--- SOURCE DATA Enclosed Below ---
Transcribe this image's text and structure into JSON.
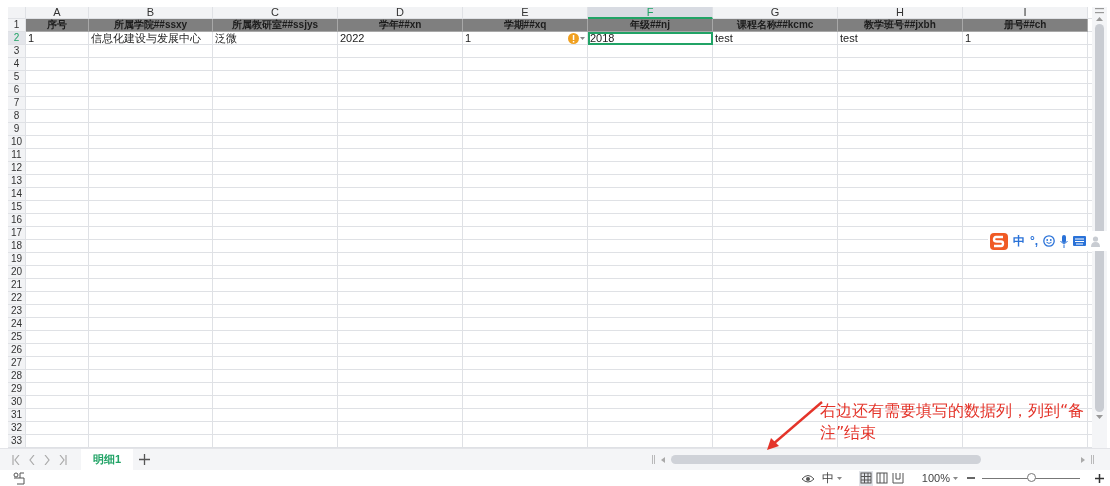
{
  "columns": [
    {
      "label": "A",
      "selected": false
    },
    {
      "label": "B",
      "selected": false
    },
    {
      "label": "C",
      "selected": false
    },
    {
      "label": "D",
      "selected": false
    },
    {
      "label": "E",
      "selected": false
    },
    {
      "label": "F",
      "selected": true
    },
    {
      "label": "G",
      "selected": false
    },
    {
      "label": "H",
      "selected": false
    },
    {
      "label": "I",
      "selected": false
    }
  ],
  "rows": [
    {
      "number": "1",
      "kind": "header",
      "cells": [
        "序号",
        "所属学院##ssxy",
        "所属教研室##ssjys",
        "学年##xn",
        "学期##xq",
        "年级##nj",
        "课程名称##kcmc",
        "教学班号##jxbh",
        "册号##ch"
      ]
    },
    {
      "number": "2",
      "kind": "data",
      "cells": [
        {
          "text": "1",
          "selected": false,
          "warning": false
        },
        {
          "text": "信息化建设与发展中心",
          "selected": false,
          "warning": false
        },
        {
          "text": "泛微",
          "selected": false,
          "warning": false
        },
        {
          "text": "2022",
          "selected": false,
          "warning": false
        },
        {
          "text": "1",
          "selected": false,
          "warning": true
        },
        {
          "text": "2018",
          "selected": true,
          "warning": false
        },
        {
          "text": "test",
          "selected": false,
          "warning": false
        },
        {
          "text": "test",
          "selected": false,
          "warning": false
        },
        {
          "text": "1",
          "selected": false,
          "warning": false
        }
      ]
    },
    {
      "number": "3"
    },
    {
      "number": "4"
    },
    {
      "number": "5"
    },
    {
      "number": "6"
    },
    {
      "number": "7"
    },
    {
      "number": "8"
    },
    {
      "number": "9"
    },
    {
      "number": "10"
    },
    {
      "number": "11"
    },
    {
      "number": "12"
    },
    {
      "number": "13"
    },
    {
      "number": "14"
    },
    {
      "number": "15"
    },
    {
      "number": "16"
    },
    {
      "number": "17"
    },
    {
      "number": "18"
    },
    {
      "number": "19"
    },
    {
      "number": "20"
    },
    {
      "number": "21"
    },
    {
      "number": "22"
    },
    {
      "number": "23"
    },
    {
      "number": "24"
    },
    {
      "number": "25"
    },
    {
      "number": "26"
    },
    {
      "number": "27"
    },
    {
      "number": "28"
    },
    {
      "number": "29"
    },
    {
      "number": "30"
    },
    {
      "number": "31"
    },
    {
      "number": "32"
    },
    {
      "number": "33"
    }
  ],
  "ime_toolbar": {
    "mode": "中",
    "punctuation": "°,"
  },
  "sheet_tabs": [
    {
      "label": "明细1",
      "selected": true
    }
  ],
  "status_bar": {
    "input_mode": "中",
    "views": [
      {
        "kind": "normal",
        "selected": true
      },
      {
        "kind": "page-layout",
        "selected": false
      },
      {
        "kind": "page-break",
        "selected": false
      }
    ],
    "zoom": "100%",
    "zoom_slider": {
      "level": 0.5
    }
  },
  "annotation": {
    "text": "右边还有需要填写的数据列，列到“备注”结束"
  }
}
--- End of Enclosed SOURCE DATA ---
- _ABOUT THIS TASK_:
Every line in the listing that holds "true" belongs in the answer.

- _RESULT OF THIS EXERCISE_:
      "selected": true
          "warning": true
          "selected": true,
      "selected": true
        "selected": true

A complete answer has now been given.